2 cells results in the production of specific IgE to relevant allergens, as evidenced by a positive SPT response. There is the possibility that some subjects with nonallergic rhinitis might be sensitized to an allergen that has not been tested (covert allergy), and in others IgE can be produced locally and SPT responses remain negative.29
Thus in a subgroup of patients with nonallergic rhinitis, TH
2 immune responses can be equally important. We did observe an association of GATA3
SNPs in those with nonallergic rhinitis, although, as expected, this association was not as strong as that seen for allergic rhinitis.
The SNPs found to have significant associations in this study were located in the flanking regions of the genes with rs1800925 in the 5′ promoter of IL13
, rs1058240 and rs379568 in the 3′ UTR of GATA3
, and rs4143094 in the 5′ promoter of GATA3
. Although no functional consequence has been reported for any of these SNPs, their locations in areas of potential importance for gene regulation make them of interest. Nevertheless, a single SNP that is not a missense mutation might have only a small effect and might not efficiently discriminate between cases and control subjects in a genetic association allergy study. Thus first examining main effects and eliminating some before considering 2-way interactions might miss important epistatic effects. However, patterns of SNPs could contribute to the risk of a complex disease. SNP-SNP interactions provide insight into the relationship between genes and their combined effect. Several algorithms are available to examine SNP combinations for complex diseases.30–33
These methods include dimension reduction, which examines 2-way interactions for a given subset size of the SNPs and chooses the combination that minimizes the classification error of cases and control subjects.32,33
Some analyses use classification scoring functions to identify subsets of SNPs likely associated with disease risk.30
Multivariate logistic regression and bootstrap analyses can be used to select SNP-SNP interactions through stepwise regression.31
There has been great interest in the random forest classification procedure in studies with a large number of SNPs.34
In unbalanced association studies the misclassification rate can be high, and therefore we use the random forest ranking only in combination with other criteria. Use of a 2-step procedure, with model selection based on AIC and a ranking function for the SNPs for validation, reduces the effect of selecting a model that by chance produces the largest difference between cases and control subjects. This approach examines main effects and all possible 2-way interactions. A large number of SNPs would take much computational time.
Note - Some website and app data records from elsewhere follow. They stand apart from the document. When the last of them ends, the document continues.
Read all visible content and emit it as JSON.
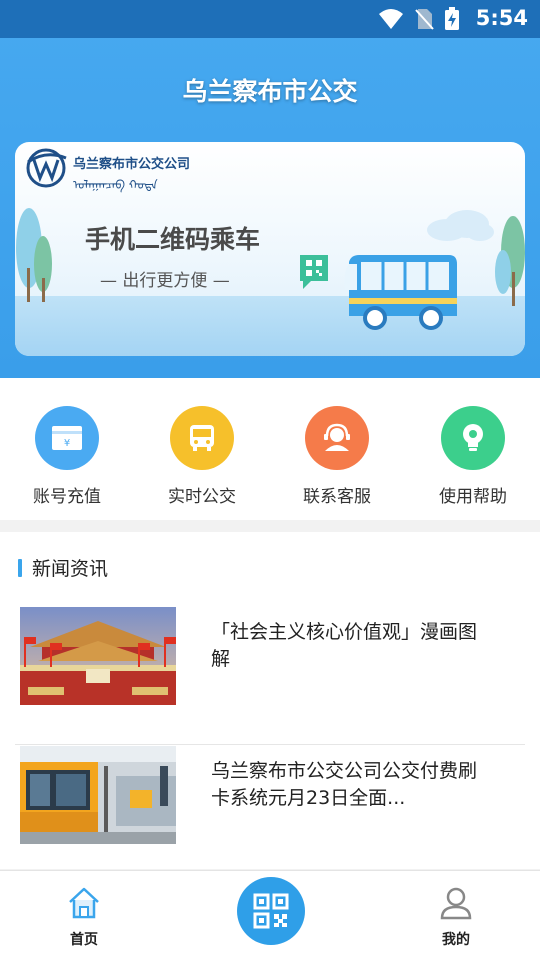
{
  "status_bar": {
    "time": "5:54",
    "icons": [
      "wifi-icon",
      "no-sim-icon",
      "battery-charging-icon"
    ]
  },
  "header": {
    "title": "乌兰察布市公交"
  },
  "banner": {
    "company_name": "乌兰察布市公交公司",
    "headline": "手机二维码乘车",
    "subline": "— 出行更方便 —"
  },
  "quick_actions": [
    {
      "label": "账号充值",
      "icon": "card-recharge-icon",
      "color": "#4aaaf2"
    },
    {
      "label": "实时公交",
      "icon": "bus-icon",
      "color": "#f6c02b"
    },
    {
      "label": "联系客服",
      "icon": "customer-service-icon",
      "color": "#f57b4a"
    },
    {
      "label": "使用帮助",
      "icon": "lightbulb-icon",
      "color": "#3ccf8c"
    }
  ],
  "news": {
    "section_title": "新闻资讯",
    "items": [
      {
        "title": "「社会主义核心价值观」漫画图解",
        "image": "tiananmen-gate-photo"
      },
      {
        "title": "乌兰察布市公交公司公交付费刷卡系统元月23日全面...",
        "image": "bus-station-photo"
      }
    ]
  },
  "tabbar": {
    "home_label": "首页",
    "mine_label": "我的",
    "scan_icon": "qr-code-icon"
  },
  "colors": {
    "primary": "#3a9eea",
    "status_bar": "#1e6fb8",
    "accent_bar": "#3aa5ec"
  }
}
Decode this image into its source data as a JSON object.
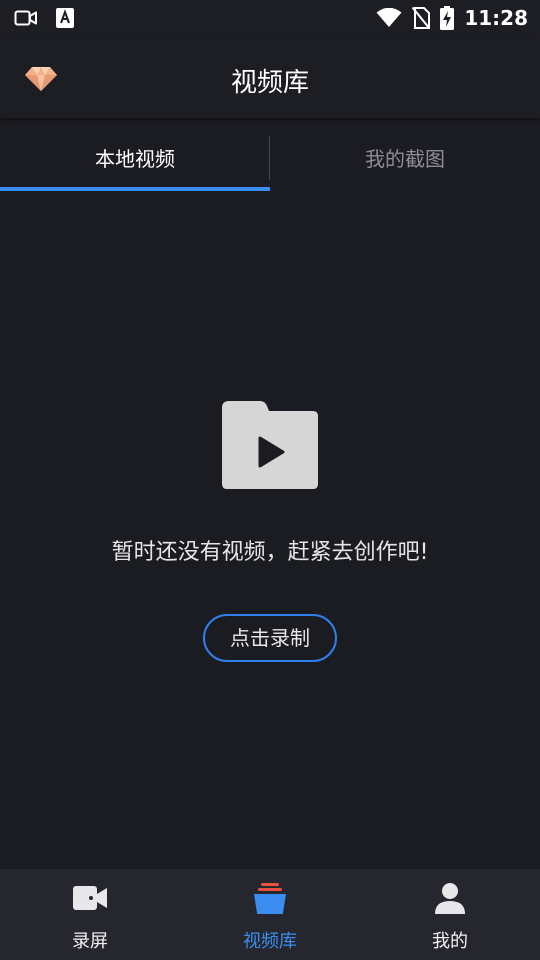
{
  "status_bar": {
    "time": "11:28",
    "icons": [
      "video-camera-icon",
      "a-notification-icon",
      "wifi-icon",
      "no-sim-icon",
      "battery-charging-icon"
    ]
  },
  "header": {
    "title": "视频库",
    "left_icon": "diamond-vip-icon"
  },
  "tabs": [
    {
      "label": "本地视频",
      "selected": true
    },
    {
      "label": "我的截图",
      "selected": false
    }
  ],
  "empty_state": {
    "icon": "folder-play-icon",
    "message": "暂时还没有视频，赶紧去创作吧!",
    "button_label": "点击录制"
  },
  "bottom_nav": [
    {
      "label": "录屏",
      "icon": "video-camera-icon",
      "active": false
    },
    {
      "label": "视频库",
      "icon": "video-library-icon",
      "active": true
    },
    {
      "label": "我的",
      "icon": "person-icon",
      "active": false
    }
  ],
  "colors": {
    "background": "#1b1c22",
    "accent": "#3b8ef0",
    "nav_background": "#25262e",
    "inactive_tab": "#8d8e94"
  }
}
In summary, using the 2-step method, we have identified combinations of SNPs and their interactions associated with rhinitis and atopy in the Isle of Wight birth cohort. We found that GATA3 polymorphisms and their interactions with IL13 SNPs are associated with rhinitis and atopy. Future studies that include additional genes and environmental factors in a systematic assessment will likely improve the understanding of the interactions of genes in the TH2 pathway in rhinitis and associated phenotypes.
The ability to predict risk based on set genetic patterns and loci interactions might allow for early intervention and individualized therapy.